──────── DATA FOR REVIEW ────────

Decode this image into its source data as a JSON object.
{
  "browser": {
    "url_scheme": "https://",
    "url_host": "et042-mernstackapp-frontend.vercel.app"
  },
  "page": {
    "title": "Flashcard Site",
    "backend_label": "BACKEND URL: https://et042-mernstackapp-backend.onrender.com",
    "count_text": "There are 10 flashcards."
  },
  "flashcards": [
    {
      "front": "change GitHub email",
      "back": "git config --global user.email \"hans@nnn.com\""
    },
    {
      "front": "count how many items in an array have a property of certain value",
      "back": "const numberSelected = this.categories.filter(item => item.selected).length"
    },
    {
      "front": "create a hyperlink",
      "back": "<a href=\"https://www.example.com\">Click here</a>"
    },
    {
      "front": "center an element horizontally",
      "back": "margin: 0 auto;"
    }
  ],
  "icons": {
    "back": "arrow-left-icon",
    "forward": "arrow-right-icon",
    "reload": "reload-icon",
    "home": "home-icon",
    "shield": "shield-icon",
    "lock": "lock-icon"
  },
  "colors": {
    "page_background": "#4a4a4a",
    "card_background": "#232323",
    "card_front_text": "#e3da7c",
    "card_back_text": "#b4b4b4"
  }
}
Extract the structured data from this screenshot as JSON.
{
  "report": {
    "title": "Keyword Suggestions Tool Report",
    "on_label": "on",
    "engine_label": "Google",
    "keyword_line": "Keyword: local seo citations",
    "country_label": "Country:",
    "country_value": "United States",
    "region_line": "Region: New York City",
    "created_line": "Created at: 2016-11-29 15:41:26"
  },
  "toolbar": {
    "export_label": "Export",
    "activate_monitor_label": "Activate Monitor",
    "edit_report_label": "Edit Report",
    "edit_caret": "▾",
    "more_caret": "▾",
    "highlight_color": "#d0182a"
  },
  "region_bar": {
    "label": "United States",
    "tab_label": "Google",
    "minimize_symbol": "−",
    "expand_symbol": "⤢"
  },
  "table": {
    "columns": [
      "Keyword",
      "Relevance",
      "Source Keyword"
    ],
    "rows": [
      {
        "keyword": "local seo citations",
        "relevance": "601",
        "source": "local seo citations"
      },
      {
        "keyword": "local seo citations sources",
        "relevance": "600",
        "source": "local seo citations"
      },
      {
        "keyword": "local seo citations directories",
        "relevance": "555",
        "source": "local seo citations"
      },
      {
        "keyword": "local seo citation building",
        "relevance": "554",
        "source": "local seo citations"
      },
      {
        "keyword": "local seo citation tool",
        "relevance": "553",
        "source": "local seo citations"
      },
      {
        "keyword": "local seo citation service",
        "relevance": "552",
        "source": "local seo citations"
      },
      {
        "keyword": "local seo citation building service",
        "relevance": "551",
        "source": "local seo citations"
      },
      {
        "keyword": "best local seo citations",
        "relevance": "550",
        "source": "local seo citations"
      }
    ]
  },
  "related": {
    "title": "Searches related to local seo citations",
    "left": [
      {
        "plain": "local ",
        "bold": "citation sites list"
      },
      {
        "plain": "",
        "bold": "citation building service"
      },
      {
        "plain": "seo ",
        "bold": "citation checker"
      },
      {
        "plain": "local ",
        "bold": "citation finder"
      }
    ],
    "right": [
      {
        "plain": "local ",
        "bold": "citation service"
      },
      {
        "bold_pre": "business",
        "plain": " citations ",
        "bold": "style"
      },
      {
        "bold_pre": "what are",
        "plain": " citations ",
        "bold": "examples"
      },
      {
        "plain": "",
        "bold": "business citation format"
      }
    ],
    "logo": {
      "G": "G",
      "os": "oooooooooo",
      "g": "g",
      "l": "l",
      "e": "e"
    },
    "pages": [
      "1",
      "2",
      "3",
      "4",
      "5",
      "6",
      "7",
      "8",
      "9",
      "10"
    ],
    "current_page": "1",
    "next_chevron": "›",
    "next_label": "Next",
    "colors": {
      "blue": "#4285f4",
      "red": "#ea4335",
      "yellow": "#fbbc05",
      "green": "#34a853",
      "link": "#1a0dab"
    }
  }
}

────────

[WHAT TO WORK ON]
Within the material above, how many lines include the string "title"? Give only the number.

[COMPLETED EXERCISE]
3